How building service contractors reduce supply costs for themselves and their clients.
Some building services contractors may not be aware of the many ways in which large contract cleaning companies reduce supply costs—not only for themselves, but for their clients as well. And they may also not be aware of the fact that many of these methods can also help smaller contract cleaning companies reduce their costs.
To educate BSCs—both large and small—about some of lesser-known solutions for saving on supply costs, here are a few methods that have proven quite successful:
Product mapping: Product mapping, also known as product evaluations, involves inventorying all the products used for cleaning and then selecting those that are most cost effective to address different cleaning tasks and situations. Along with product mapping, contractors should also institute a product satisfaction rate. For instance, unless a product has a satisfaction rate of 80 percent or higher, it is best to look for alternatives.
“BSCs should institute a product satisfaction rate—unless a product has a satisfaction rate of 80 percent or higher, it is best to look for other alternatives.”

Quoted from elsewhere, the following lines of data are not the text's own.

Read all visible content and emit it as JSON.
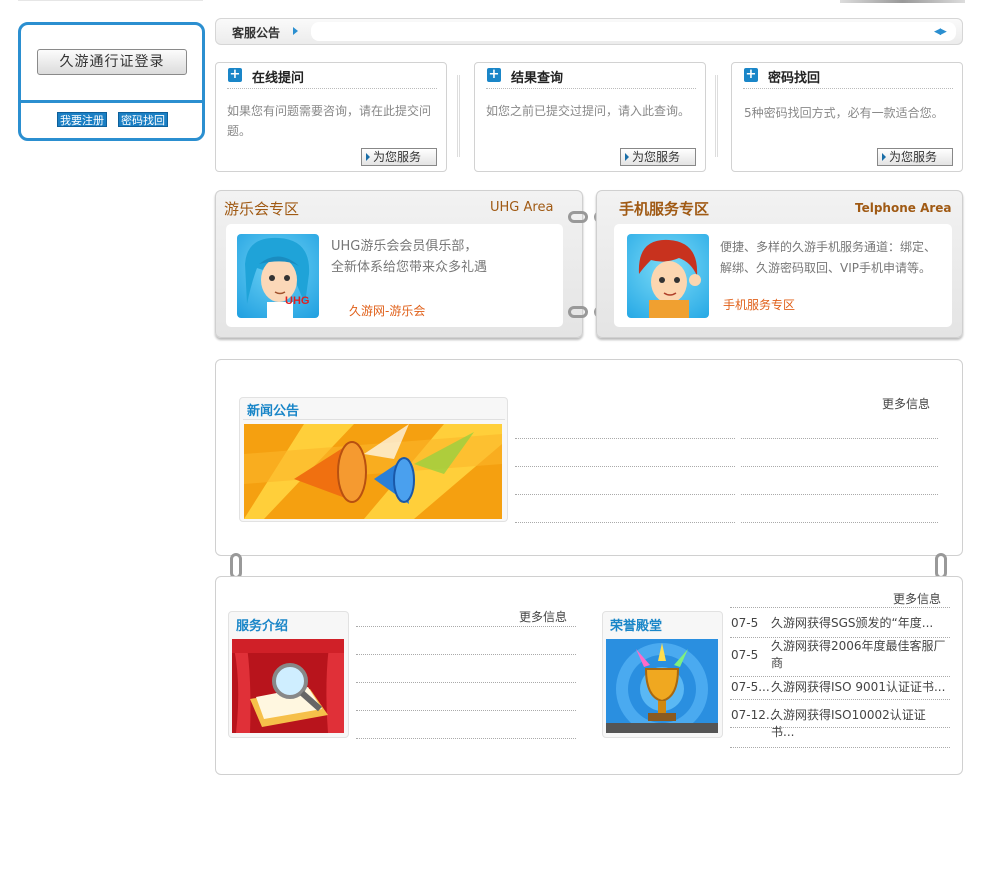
{
  "login": {
    "title": "久游通行证登录",
    "register": "我要注册",
    "recover": "密码找回"
  },
  "notice": {
    "label": "客服公告"
  },
  "services": [
    {
      "title": "在线提问",
      "text": "如果您有问题需要咨询，请在此提交问题。",
      "button": "为您服务"
    },
    {
      "title": "结果查询",
      "text": "如您之前已提交过提问，请入此查询。",
      "button": "为您服务"
    },
    {
      "title": "密码找回",
      "text": "5种密码找回方式，必有一款适合您。",
      "button": "为您服务"
    }
  ],
  "uhg_zone": {
    "title": "游乐会专区",
    "subtitle": "UHG Area",
    "line1": "UHG游乐会会员俱乐部，",
    "line2": "全新体系给您带来众多礼遇",
    "link": "久游网-游乐会",
    "badge": "UHG"
  },
  "mobile_zone": {
    "title": "手机服务专区",
    "subtitle": "Telphone Area",
    "line1": "便捷、多样的久游手机服务通道：绑定、",
    "line2": "解绑、久游密码取回、VIP手机申请等。",
    "link": "手机服务专区"
  },
  "news": {
    "title": "新闻公告",
    "more": "更多信息"
  },
  "service_intro": {
    "title": "服务介绍",
    "more": "更多信息"
  },
  "honor": {
    "title": "荣誉殿堂",
    "more": "更多信息",
    "items": [
      {
        "date": "07-5",
        "text": "久游网获得SGS颁发的“年度..."
      },
      {
        "date": "07-5",
        "text": "久游网获得2006年度最佳客服厂商"
      },
      {
        "date": "07-5...",
        "text": "久游网获得ISO 9001认证证书..."
      },
      {
        "date": "07-12...",
        "text": "久游网获得ISO10002认证证书..."
      }
    ]
  },
  "colors": {
    "accent": "#2b8fd0",
    "zone_title": "#a05a14",
    "link_orange": "#e0601a"
  }
}
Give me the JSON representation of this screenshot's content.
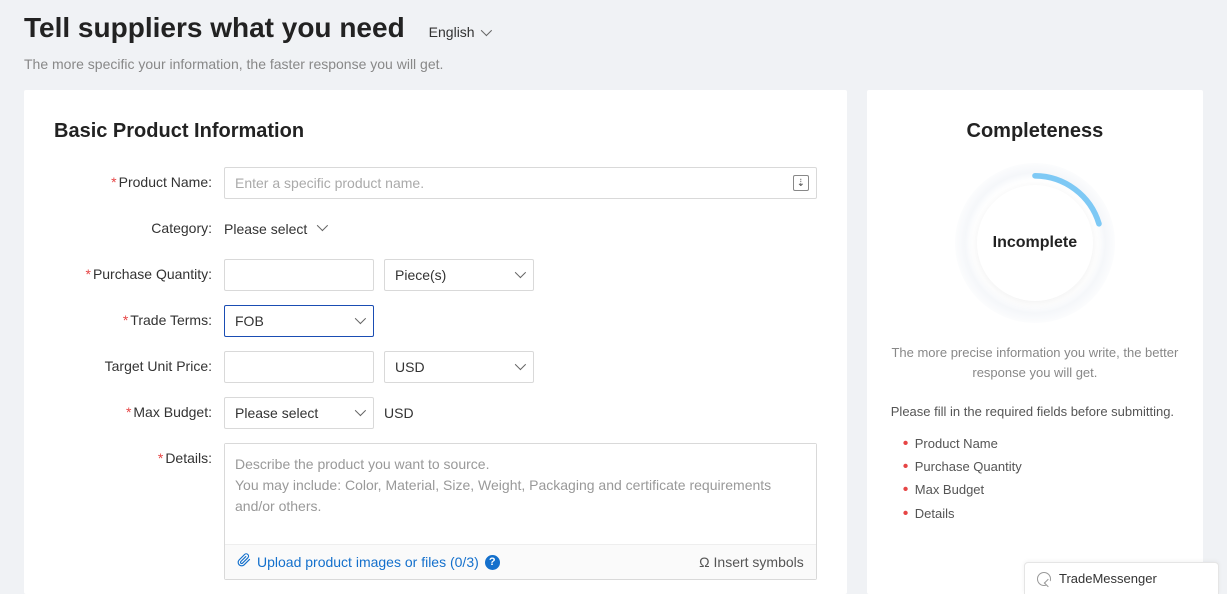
{
  "header": {
    "title": "Tell suppliers what you need",
    "language": "English",
    "subtitle": "The more specific your information, the faster response you will get."
  },
  "form": {
    "section_title": "Basic Product Information",
    "product_name": {
      "label": "Product Name:",
      "placeholder": "Enter a specific product name."
    },
    "category": {
      "label": "Category:",
      "value": "Please select"
    },
    "purchase_qty": {
      "label": "Purchase Quantity:",
      "unit": "Piece(s)"
    },
    "trade_terms": {
      "label": "Trade Terms:",
      "value": "FOB"
    },
    "target_price": {
      "label": "Target Unit Price:",
      "currency": "USD"
    },
    "max_budget": {
      "label": "Max Budget:",
      "value": "Please select",
      "currency": "USD"
    },
    "details": {
      "label": "Details:",
      "placeholder": "Describe the product you want to source.\nYou may include: Color, Material, Size, Weight, Packaging and certificate requirements and/or others.",
      "upload_text": "Upload product images or files (0/3)",
      "insert_symbols": "Ω Insert symbols"
    }
  },
  "sidebar": {
    "title": "Completeness",
    "status": "Incomplete",
    "desc": "The more precise information you write, the better response you will get.",
    "note": "Please fill in the required fields before submitting.",
    "required": [
      "Product Name",
      "Purchase Quantity",
      "Max Budget",
      "Details"
    ]
  },
  "messenger": {
    "label": "TradeMessenger"
  }
}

Rationalizing Products: Similar to product mapping, this process is designed to select products that are not only cost effective, but those that can also tackle multiple cleaning tasks. This process can reduce costs as well as the number of cleaning products used overall, saving closet space and helping to improve worker training and education. In some cases, contractors can decrease the number of regularly used cleaning solutions used in a facility from 10 or more to only four or five.

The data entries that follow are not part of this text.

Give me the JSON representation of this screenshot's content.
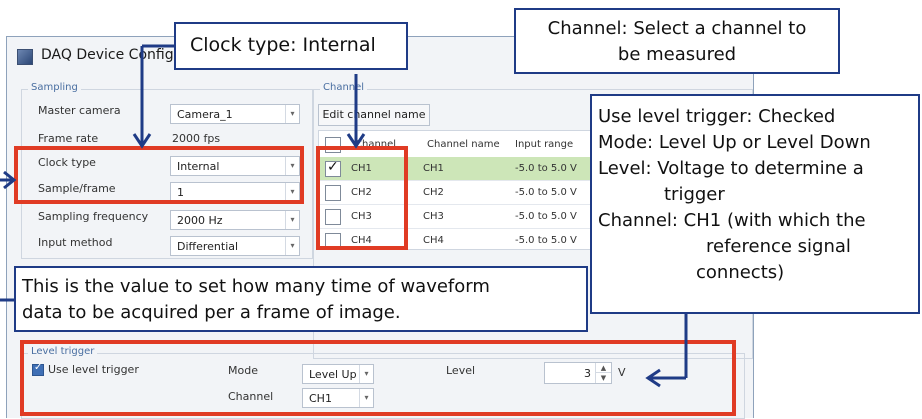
{
  "window": {
    "title": "DAQ Device Config"
  },
  "sampling": {
    "legend": "Sampling",
    "master_camera": {
      "label": "Master camera",
      "value": "Camera_1"
    },
    "frame_rate": {
      "label": "Frame rate",
      "value": "2000 fps"
    },
    "clock_type": {
      "label": "Clock type",
      "value": "Internal"
    },
    "sample_frame": {
      "label": "Sample/frame",
      "value": "1"
    },
    "sampling_frequency": {
      "label": "Sampling frequency",
      "value": "2000 Hz"
    },
    "input_method": {
      "label": "Input method",
      "value": "Differential"
    }
  },
  "channel": {
    "legend": "Channel",
    "edit_button": "Edit channel name",
    "headers": {
      "channel": "Channel",
      "channel_name": "Channel name",
      "input_range": "Input range"
    },
    "rows": [
      {
        "channel": "CH1",
        "name": "CH1",
        "range": "-5.0 to 5.0 V",
        "checked": true
      },
      {
        "channel": "CH2",
        "name": "CH2",
        "range": "-5.0 to 5.0 V",
        "checked": false
      },
      {
        "channel": "CH3",
        "name": "CH3",
        "range": "-5.0 to 5.0 V",
        "checked": false
      },
      {
        "channel": "CH4",
        "name": "CH4",
        "range": "-5.0 to 5.0 V",
        "checked": false
      }
    ]
  },
  "level_trigger": {
    "legend": "Level trigger",
    "use_label": "Use level trigger",
    "use_checked": true,
    "mode_label": "Mode",
    "mode_value": "Level Up",
    "level_label": "Level",
    "level_value": "3",
    "level_unit": "V",
    "channel_label": "Channel",
    "channel_value": "CH1"
  },
  "annotations": {
    "clock_type": "Clock type: Internal",
    "channel_select": [
      "Channel: Select a channel to",
      "be measured"
    ],
    "level_trigger_info": [
      "Use level trigger: Checked",
      "Mode: Level Up or Level Down",
      "Level: Voltage to determine a",
      "trigger",
      "Channel: CH1 (with which the",
      "reference signal",
      "connects)"
    ],
    "sample_frame_info": [
      "This is the value to set how many time of waveform",
      "data to be acquired per a frame of image."
    ]
  },
  "colors": {
    "highlight": "#e03b24",
    "callout_border": "#1f3b86",
    "selected_row": "#cde6b8"
  }
}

Fill rate: A fill rate is sometimes referred to as “just in time delivery.” It allows contractors to decrease stock on hand by requiring that suppliers provide necessary cleaning items within a day or two. The contractor does not have to pay for products until they are needed. However, this puts the responsibility on the distributor to provide the item on time, with no back orders, something many local distributors may not be able to meet. In such cases, contractors may need to turn to a national supplier or GPO (discussed next) to provide a satisfactory fill rate.
GPO: If eligible to join a Group Purchasing Organization, the savings on a wide range of cleaning tools, products, and equipment can be very significant—in some cases, as much as 50 percent. Because of the group’s buying power, the organization is able to negotiate national contracts with product manufacturers, thus creating valuable savings for everyone involved.
No RTU cleaners: Ready-to-use (RTU) cleaning solutions do serve a purpose—they’re very convenient and easy to use. However, if the ultimate goal is to reduce costs, they should be avoided. This is due to the fact that it is far more cost effective to buy concentrated cleaning solutions in large containers and then dilute them using a portion control system, as opposed to purchasing RTU cleaners, which may be more convenient, but are also much more expensive in the long run.
Prepare for emergencies: Invariably, BSCs will end up paying more for products if they are needed in an emergency. While inventory control processes, such as those discussed here, are essential, it is also crucial to have some products available that may be needed in an emergency, such as a fire, flood, natural disaster, etc. In this case, it pays—in more ways than one—to always be prepared for the worst.
Quality products: When it comes to cleaning tools, solutions, and equipment, you often “get what you pay for.” Less expensive products may be of inferior quality, not as effective, or not last as long as a quality product. Not only can this increase supply costs, it can increase time and labor costs as well. The quality and effectiveness of a product should always the primary factor when deciding which cleaning supplies to purchase. While price is important and should be considered, a high-quality product will nearly always prove to be less expensive in the long run.
Terry Sambrowski is executive director of the National Service Alliance (NSA), a leading group purchasing organization (GPO) for larger building service contractors and related businesses in the United States.
Originally published in Services